_Exercise brief_:
Each entry in the block below needs to be copied out exactly.

===== Data for review

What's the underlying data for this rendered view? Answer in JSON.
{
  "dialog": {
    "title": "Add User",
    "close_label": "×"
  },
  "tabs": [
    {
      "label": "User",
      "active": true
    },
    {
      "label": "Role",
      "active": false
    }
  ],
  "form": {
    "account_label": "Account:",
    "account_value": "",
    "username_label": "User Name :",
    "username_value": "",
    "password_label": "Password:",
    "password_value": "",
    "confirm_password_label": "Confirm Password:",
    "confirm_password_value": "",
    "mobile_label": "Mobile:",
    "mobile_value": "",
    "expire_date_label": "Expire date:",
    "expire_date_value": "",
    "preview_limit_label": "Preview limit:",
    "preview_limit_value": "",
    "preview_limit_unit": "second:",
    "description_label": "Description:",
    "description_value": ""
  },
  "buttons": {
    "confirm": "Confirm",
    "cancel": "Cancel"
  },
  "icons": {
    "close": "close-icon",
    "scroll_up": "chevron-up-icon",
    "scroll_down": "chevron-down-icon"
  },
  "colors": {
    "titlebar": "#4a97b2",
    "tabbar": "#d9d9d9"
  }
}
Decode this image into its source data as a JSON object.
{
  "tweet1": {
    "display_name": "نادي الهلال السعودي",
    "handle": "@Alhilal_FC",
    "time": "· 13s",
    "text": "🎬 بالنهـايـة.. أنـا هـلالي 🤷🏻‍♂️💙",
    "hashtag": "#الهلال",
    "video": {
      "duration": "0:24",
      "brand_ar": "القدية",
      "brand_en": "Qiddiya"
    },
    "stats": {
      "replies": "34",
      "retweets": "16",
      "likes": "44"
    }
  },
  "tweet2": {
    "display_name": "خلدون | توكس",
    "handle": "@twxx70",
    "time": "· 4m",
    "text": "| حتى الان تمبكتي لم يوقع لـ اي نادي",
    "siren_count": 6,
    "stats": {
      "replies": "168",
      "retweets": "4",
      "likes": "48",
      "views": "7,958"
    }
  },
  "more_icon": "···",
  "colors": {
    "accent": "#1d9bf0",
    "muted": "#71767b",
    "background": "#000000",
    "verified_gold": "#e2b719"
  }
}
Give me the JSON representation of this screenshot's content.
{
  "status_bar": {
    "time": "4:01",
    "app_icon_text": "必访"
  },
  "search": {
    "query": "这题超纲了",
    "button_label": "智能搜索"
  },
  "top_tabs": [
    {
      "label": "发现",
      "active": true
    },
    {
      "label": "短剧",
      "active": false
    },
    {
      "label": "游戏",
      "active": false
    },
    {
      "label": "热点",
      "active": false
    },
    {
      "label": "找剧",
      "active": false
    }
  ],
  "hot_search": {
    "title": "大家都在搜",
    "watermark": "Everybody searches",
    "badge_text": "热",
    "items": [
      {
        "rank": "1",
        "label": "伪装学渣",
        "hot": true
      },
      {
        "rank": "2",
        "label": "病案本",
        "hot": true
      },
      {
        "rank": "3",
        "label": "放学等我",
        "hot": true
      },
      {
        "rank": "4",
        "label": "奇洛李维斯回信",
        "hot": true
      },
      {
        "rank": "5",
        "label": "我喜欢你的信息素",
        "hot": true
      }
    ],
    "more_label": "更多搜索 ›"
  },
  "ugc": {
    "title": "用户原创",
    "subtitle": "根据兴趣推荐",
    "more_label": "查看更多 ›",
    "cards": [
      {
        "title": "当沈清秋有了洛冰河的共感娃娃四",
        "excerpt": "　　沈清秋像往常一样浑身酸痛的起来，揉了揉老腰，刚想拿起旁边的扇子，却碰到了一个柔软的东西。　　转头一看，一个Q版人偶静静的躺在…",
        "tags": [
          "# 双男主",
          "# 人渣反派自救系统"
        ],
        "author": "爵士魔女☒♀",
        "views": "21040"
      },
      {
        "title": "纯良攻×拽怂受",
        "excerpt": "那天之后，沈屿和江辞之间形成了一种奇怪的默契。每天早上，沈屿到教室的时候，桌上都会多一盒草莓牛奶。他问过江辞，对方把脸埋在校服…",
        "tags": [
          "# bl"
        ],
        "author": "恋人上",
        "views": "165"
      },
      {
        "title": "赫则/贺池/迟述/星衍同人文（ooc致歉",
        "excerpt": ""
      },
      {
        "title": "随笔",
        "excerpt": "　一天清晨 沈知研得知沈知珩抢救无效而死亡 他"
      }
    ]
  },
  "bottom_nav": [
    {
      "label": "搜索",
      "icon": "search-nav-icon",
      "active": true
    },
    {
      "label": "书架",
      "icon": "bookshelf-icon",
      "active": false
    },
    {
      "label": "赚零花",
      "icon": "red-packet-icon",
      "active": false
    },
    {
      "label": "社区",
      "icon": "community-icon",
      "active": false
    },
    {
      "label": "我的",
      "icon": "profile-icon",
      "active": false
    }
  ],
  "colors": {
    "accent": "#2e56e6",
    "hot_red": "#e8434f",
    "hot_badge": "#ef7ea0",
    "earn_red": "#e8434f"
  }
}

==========

_Output of the exercise_:
What's the underlying data for this rendered view? Answer in JSON.
{
  "dialog": {
    "title": "Add User",
    "close_label": "×"
  },
  "tabs": [
    {
      "label": "User",
      "active": true
    },
    {
      "label": "Role",
      "active": false
    }
  ],
  "form": {
    "account_label": "Account:",
    "account_value": "",
    "username_label": "User Name :",
    "username_value": "",
    "password_label": "Password:",
    "password_value": "",
    "confirm_password_label": "Confirm Password:",
    "confirm_password_value": "",
    "mobile_label": "Mobile:",
    "mobile_value": "",
    "expire_date_label": "Expire date:",
    "expire_date_value": "",
    "preview_limit_label": "Preview limit:",
    "preview_limit_value": "",
    "preview_limit_unit": "second:",
    "description_label": "Description:",
    "description_value": ""
  },
  "buttons": {
    "confirm": "Confirm",
    "cancel": "Cancel"
  },
  "icons": {
    "close": "close-icon",
    "scroll_up": "chevron-up-icon",
    "scroll_down": "chevron-down-icon"
  },
  "colors": {
    "titlebar": "#4a97b2",
    "tabbar": "#d9d9d9"
  }
}
Decode this image into its source data as a JSON object.
{
  "tweet1": {
    "display_name": "نادي الهلال السعودي",
    "handle": "@Alhilal_FC",
    "time": "· 13s",
    "text": "🎬 بالنهـايـة.. أنـا هـلالي 🤷🏻‍♂️💙",
    "hashtag": "#الهلال",
    "video": {
      "duration": "0:24",
      "brand_ar": "القدية",
      "brand_en": "Qiddiya"
    },
    "stats": {
      "replies": "34",
      "retweets": "16",
      "likes": "44"
    }
  },
  "tweet2": {
    "display_name": "خلدون | توكس",
    "handle": "@twxx70",
    "time": "· 4m",
    "text": "| حتى الان تمبكتي لم يوقع لـ اي نادي",
    "siren_count": 6,
    "stats": {
      "replies": "168",
      "retweets": "4",
      "likes": "48",
      "views": "7,958"
    }
  },
  "more_icon": "···",
  "colors": {
    "accent": "#1d9bf0",
    "muted": "#71767b",
    "background": "#000000",
    "verified_gold": "#e2b719"
  }
}
Give me the JSON representation of this screenshot's content.
{
  "status_bar": {
    "time": "4:01",
    "app_icon_text": "必访"
  },
  "search": {
    "query": "这题超纲了",
    "button_label": "智能搜索"
  },
  "top_tabs": [
    {
      "label": "发现",
      "active": true
    },
    {
      "label": "短剧",
      "active": false
    },
    {
      "label": "游戏",
      "active": false
    },
    {
      "label": "热点",
      "active": false
    },
    {
      "label": "找剧",
      "active": false
    }
  ],
  "hot_search": {
    "title": "大家都在搜",
    "watermark": "Everybody searches",
    "badge_text": "热",
    "items": [
      {
        "rank": "1",
        "label": "伪装学渣",
        "hot": true
      },
      {
        "rank": "2",
        "label": "病案本",
        "hot": true
      },
      {
        "rank": "3",
        "label": "放学等我",
        "hot": true
      },
      {
        "rank": "4",
        "label": "奇洛李维斯回信",
        "hot": true
      },
      {
        "rank": "5",
        "label": "我喜欢你的信息素",
        "hot": true
      }
    ],
    "more_label": "更多搜索 ›"
  },
  "ugc": {
    "title": "用户原创",
    "subtitle": "根据兴趣推荐",
    "more_label": "查看更多 ›",
    "cards": [
      {
        "title": "当沈清秋有了洛冰河的共感娃娃四",
        "excerpt": "　　沈清秋像往常一样浑身酸痛的起来，揉了揉老腰，刚想拿起旁边的扇子，却碰到了一个柔软的东西。　　转头一看，一个Q版人偶静静的躺在…",
        "tags": [
          "# 双男主",
          "# 人渣反派自救系统"
        ],
        "author": "爵士魔女☒♀",
        "views": "21040"
      },
      {
        "title": "纯良攻×拽怂受",
        "excerpt": "那天之后，沈屿和江辞之间形成了一种奇怪的默契。每天早上，沈屿到教室的时候，桌上都会多一盒草莓牛奶。他问过江辞，对方把脸埋在校服…",
        "tags": [
          "# bl"
        ],
        "author": "恋人上",
        "views": "165"
      },
      {
        "title": "赫则/贺池/迟述/星衍同人文（ooc致歉",
        "excerpt": ""
      },
      {
        "title": "随笔",
        "excerpt": "　一天清晨 沈知研得知沈知珩抢救无效而死亡 他"
      }
    ]
  },
  "bottom_nav": [
    {
      "label": "搜索",
      "icon": "search-nav-icon",
      "active": true
    },
    {
      "label": "书架",
      "icon": "bookshelf-icon",
      "active": false
    },
    {
      "label": "赚零花",
      "icon": "red-packet-icon",
      "active": false
    },
    {
      "label": "社区",
      "icon": "community-icon",
      "active": false
    },
    {
      "label": "我的",
      "icon": "profile-icon",
      "active": false
    }
  ],
  "colors": {
    "accent": "#2e56e6",
    "hot_red": "#e8434f",
    "hot_badge": "#ef7ea0",
    "earn_red": "#e8434f"
  }
}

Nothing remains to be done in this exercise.